▶ PROVIDED DATA:

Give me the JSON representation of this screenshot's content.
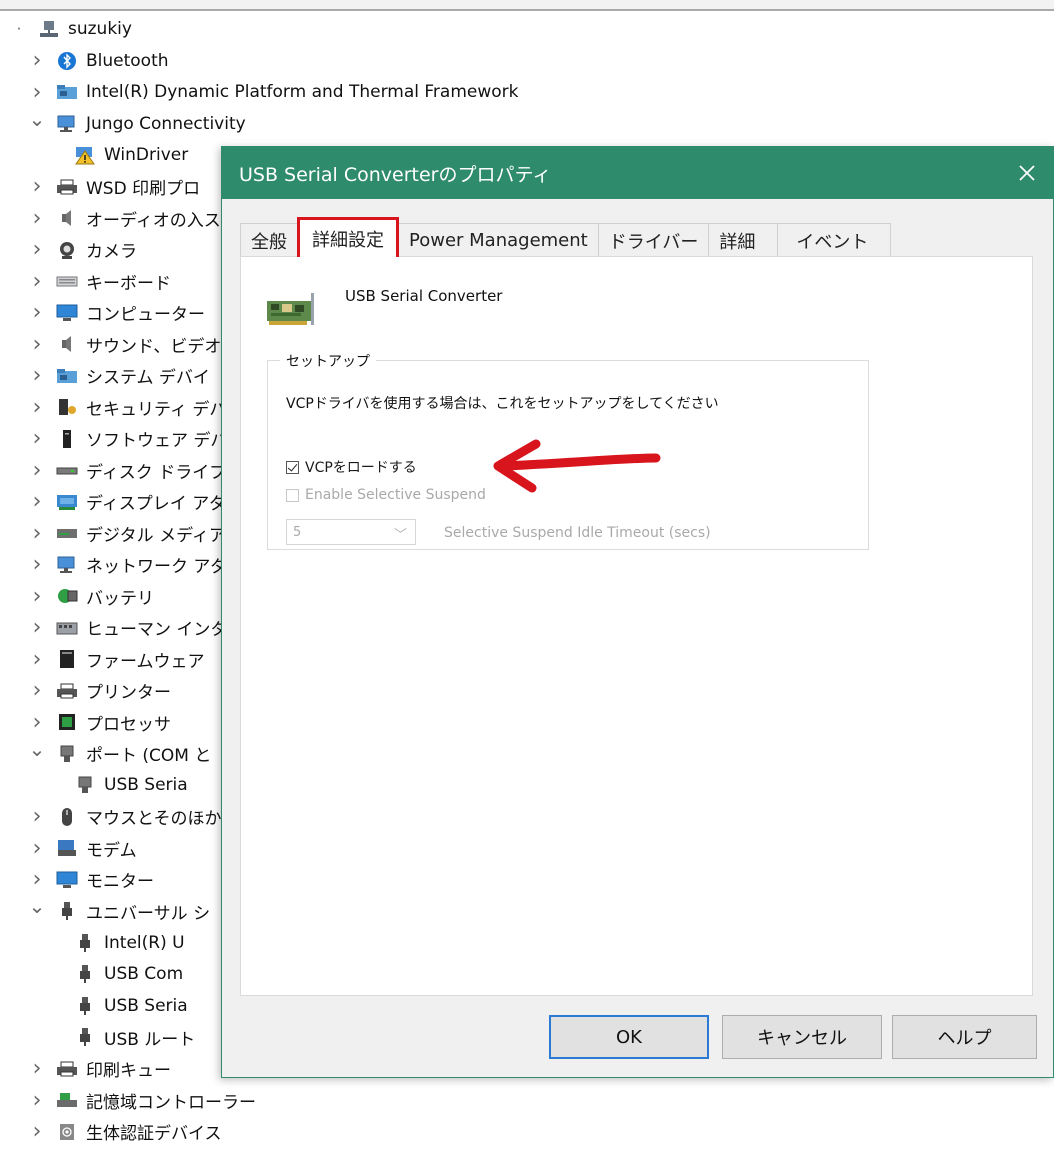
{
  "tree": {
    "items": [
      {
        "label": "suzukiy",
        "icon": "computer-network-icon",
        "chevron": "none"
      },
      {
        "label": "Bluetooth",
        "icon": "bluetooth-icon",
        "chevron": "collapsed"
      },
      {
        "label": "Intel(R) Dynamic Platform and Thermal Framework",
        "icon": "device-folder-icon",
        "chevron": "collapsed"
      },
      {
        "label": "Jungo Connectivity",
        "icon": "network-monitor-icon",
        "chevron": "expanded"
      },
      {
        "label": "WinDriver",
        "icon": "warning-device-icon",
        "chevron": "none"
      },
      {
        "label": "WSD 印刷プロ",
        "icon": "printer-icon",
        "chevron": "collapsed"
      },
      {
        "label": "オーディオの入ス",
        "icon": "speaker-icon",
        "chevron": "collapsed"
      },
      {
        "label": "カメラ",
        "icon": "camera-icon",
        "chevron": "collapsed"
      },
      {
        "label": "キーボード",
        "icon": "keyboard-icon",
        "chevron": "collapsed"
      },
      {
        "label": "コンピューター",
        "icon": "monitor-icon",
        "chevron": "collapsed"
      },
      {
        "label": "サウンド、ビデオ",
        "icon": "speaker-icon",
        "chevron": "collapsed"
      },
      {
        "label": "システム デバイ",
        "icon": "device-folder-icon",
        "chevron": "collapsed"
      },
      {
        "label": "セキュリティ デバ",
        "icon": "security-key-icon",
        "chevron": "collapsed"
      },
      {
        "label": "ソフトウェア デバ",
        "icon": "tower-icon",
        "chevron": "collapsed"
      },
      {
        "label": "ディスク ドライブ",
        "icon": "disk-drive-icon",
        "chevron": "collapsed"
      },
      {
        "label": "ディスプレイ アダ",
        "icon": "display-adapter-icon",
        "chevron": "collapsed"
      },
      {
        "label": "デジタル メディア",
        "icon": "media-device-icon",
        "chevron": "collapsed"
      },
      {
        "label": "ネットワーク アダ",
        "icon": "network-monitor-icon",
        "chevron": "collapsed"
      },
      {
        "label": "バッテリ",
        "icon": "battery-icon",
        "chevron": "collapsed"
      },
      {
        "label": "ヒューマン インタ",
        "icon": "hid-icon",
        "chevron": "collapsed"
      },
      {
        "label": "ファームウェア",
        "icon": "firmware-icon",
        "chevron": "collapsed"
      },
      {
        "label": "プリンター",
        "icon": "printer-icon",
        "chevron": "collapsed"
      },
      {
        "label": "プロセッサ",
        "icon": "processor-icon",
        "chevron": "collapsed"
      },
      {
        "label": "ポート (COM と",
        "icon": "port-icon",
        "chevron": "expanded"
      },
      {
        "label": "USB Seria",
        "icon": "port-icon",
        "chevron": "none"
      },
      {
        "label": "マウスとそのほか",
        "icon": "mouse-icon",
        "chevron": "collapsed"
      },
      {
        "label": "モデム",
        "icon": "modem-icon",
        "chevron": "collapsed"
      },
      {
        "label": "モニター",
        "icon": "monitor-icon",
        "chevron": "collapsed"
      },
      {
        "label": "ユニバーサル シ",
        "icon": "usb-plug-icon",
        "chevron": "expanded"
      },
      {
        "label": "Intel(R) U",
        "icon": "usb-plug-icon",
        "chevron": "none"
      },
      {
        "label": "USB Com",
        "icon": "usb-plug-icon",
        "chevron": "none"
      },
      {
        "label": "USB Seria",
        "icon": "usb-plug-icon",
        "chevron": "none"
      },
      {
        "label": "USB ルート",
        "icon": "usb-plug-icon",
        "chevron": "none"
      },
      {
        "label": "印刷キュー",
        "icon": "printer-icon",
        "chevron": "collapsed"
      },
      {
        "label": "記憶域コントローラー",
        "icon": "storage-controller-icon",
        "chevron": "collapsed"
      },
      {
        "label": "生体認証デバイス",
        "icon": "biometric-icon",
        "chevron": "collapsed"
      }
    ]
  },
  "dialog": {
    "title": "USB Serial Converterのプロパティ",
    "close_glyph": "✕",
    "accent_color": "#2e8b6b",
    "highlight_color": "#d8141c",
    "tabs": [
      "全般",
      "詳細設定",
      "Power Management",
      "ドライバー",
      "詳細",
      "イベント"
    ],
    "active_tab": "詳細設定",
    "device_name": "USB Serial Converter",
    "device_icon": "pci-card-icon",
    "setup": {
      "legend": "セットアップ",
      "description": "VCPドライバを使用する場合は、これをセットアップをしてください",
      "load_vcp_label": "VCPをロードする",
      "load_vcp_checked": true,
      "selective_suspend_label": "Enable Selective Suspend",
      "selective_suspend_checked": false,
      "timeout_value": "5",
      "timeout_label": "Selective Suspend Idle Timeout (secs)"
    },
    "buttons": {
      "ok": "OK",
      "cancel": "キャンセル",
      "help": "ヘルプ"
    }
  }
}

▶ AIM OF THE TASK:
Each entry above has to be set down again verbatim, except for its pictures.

▶ OUTPUT OF THE EXERCISE:
Give me the JSON representation of this screenshot's content.
{
  "tree": {
    "items": [
      {
        "label": "suzukiy",
        "icon": "computer-network-icon",
        "chevron": "none"
      },
      {
        "label": "Bluetooth",
        "icon": "bluetooth-icon",
        "chevron": "collapsed"
      },
      {
        "label": "Intel(R) Dynamic Platform and Thermal Framework",
        "icon": "device-folder-icon",
        "chevron": "collapsed"
      },
      {
        "label": "Jungo Connectivity",
        "icon": "network-monitor-icon",
        "chevron": "expanded"
      },
      {
        "label": "WinDriver",
        "icon": "warning-device-icon",
        "chevron": "none"
      },
      {
        "label": "WSD 印刷プロ",
        "icon": "printer-icon",
        "chevron": "collapsed"
      },
      {
        "label": "オーディオの入ス",
        "icon": "speaker-icon",
        "chevron": "collapsed"
      },
      {
        "label": "カメラ",
        "icon": "camera-icon",
        "chevron": "collapsed"
      },
      {
        "label": "キーボード",
        "icon": "keyboard-icon",
        "chevron": "collapsed"
      },
      {
        "label": "コンピューター",
        "icon": "monitor-icon",
        "chevron": "collapsed"
      },
      {
        "label": "サウンド、ビデオ",
        "icon": "speaker-icon",
        "chevron": "collapsed"
      },
      {
        "label": "システム デバイ",
        "icon": "device-folder-icon",
        "chevron": "collapsed"
      },
      {
        "label": "セキュリティ デバ",
        "icon": "security-key-icon",
        "chevron": "collapsed"
      },
      {
        "label": "ソフトウェア デバ",
        "icon": "tower-icon",
        "chevron": "collapsed"
      },
      {
        "label": "ディスク ドライブ",
        "icon": "disk-drive-icon",
        "chevron": "collapsed"
      },
      {
        "label": "ディスプレイ アダ",
        "icon": "display-adapter-icon",
        "chevron": "collapsed"
      },
      {
        "label": "デジタル メディア",
        "icon": "media-device-icon",
        "chevron": "collapsed"
      },
      {
        "label": "ネットワーク アダ",
        "icon": "network-monitor-icon",
        "chevron": "collapsed"
      },
      {
        "label": "バッテリ",
        "icon": "battery-icon",
        "chevron": "collapsed"
      },
      {
        "label": "ヒューマン インタ",
        "icon": "hid-icon",
        "chevron": "collapsed"
      },
      {
        "label": "ファームウェア",
        "icon": "firmware-icon",
        "chevron": "collapsed"
      },
      {
        "label": "プリンター",
        "icon": "printer-icon",
        "chevron": "collapsed"
      },
      {
        "label": "プロセッサ",
        "icon": "processor-icon",
        "chevron": "collapsed"
      },
      {
        "label": "ポート (COM と",
        "icon": "port-icon",
        "chevron": "expanded"
      },
      {
        "label": "USB Seria",
        "icon": "port-icon",
        "chevron": "none"
      },
      {
        "label": "マウスとそのほか",
        "icon": "mouse-icon",
        "chevron": "collapsed"
      },
      {
        "label": "モデム",
        "icon": "modem-icon",
        "chevron": "collapsed"
      },
      {
        "label": "モニター",
        "icon": "monitor-icon",
        "chevron": "collapsed"
      },
      {
        "label": "ユニバーサル シ",
        "icon": "usb-plug-icon",
        "chevron": "expanded"
      },
      {
        "label": "Intel(R) U",
        "icon": "usb-plug-icon",
        "chevron": "none"
      },
      {
        "label": "USB Com",
        "icon": "usb-plug-icon",
        "chevron": "none"
      },
      {
        "label": "USB Seria",
        "icon": "usb-plug-icon",
        "chevron": "none"
      },
      {
        "label": "USB ルート",
        "icon": "usb-plug-icon",
        "chevron": "none"
      },
      {
        "label": "印刷キュー",
        "icon": "printer-icon",
        "chevron": "collapsed"
      },
      {
        "label": "記憶域コントローラー",
        "icon": "storage-controller-icon",
        "chevron": "collapsed"
      },
      {
        "label": "生体認証デバイス",
        "icon": "biometric-icon",
        "chevron": "collapsed"
      }
    ]
  },
  "dialog": {
    "title": "USB Serial Converterのプロパティ",
    "close_glyph": "✕",
    "accent_color": "#2e8b6b",
    "highlight_color": "#d8141c",
    "tabs": [
      "全般",
      "詳細設定",
      "Power Management",
      "ドライバー",
      "詳細",
      "イベント"
    ],
    "active_tab": "詳細設定",
    "device_name": "USB Serial Converter",
    "device_icon": "pci-card-icon",
    "setup": {
      "legend": "セットアップ",
      "description": "VCPドライバを使用する場合は、これをセットアップをしてください",
      "load_vcp_label": "VCPをロードする",
      "load_vcp_checked": true,
      "selective_suspend_label": "Enable Selective Suspend",
      "selective_suspend_checked": false,
      "timeout_value": "5",
      "timeout_label": "Selective Suspend Idle Timeout (secs)"
    },
    "buttons": {
      "ok": "OK",
      "cancel": "キャンセル",
      "help": "ヘルプ"
    }
  }
}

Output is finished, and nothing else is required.